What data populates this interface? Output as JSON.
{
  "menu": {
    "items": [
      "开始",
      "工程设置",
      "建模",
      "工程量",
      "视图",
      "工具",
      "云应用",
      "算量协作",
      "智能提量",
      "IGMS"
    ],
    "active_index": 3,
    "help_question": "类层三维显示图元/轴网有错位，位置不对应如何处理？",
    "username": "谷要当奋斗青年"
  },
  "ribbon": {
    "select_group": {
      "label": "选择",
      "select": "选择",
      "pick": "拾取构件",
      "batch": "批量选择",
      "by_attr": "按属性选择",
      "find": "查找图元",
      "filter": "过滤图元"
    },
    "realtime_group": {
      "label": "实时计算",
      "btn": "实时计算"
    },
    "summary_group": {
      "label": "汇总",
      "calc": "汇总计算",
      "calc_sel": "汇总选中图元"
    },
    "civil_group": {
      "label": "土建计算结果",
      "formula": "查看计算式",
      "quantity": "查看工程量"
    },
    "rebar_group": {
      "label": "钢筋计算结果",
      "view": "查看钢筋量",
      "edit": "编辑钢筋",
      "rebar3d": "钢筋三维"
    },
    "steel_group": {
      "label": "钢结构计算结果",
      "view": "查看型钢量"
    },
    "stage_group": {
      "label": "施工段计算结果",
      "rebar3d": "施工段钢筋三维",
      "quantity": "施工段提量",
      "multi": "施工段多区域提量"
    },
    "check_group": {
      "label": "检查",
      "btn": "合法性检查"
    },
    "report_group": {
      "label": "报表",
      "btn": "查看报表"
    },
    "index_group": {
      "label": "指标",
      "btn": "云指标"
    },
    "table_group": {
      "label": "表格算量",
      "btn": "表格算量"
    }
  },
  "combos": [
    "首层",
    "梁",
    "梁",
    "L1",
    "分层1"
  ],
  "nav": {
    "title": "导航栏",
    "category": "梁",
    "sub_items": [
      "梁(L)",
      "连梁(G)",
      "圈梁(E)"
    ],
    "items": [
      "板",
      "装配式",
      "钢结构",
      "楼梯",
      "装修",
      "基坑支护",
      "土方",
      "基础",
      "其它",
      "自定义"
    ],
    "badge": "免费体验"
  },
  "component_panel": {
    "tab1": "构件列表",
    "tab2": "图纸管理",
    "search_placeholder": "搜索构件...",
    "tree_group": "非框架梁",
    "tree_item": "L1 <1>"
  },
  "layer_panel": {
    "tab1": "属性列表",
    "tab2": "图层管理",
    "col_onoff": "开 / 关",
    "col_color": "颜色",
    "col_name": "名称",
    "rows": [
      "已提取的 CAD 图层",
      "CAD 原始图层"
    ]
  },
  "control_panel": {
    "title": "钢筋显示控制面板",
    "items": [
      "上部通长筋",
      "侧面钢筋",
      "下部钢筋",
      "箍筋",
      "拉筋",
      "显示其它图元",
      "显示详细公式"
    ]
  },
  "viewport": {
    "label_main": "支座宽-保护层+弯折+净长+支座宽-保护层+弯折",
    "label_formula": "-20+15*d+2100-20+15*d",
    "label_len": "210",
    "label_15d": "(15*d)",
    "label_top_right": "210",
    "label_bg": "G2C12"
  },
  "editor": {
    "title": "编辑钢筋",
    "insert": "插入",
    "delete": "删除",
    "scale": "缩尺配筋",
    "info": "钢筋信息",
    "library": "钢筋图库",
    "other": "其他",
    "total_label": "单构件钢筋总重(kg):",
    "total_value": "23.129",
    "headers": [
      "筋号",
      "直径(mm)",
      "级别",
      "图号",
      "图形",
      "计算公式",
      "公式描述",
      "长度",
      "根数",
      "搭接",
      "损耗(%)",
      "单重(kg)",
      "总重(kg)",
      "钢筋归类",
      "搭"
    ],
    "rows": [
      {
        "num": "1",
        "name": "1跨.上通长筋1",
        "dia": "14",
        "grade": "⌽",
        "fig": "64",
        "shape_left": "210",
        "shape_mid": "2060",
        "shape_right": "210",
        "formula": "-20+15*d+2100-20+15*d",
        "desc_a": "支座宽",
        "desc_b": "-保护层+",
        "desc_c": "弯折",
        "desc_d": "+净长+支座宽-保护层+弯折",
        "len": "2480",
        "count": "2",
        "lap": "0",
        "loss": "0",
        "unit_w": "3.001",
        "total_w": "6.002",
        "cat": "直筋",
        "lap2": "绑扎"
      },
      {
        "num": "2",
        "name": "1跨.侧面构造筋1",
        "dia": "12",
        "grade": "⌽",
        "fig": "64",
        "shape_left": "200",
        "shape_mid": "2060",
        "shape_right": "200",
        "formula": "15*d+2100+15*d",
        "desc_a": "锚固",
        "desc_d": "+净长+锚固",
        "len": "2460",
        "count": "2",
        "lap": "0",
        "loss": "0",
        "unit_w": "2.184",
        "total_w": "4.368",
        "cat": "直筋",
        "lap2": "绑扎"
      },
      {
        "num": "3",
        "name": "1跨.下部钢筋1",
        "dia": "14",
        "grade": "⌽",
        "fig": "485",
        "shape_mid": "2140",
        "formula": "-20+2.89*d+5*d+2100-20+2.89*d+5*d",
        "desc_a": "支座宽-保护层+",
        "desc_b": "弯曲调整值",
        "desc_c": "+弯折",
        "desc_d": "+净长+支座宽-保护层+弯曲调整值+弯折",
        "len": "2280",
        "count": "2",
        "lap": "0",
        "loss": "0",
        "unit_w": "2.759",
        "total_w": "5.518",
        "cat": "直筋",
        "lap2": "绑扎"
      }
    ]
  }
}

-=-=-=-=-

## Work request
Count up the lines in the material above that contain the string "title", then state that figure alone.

## Written reply
3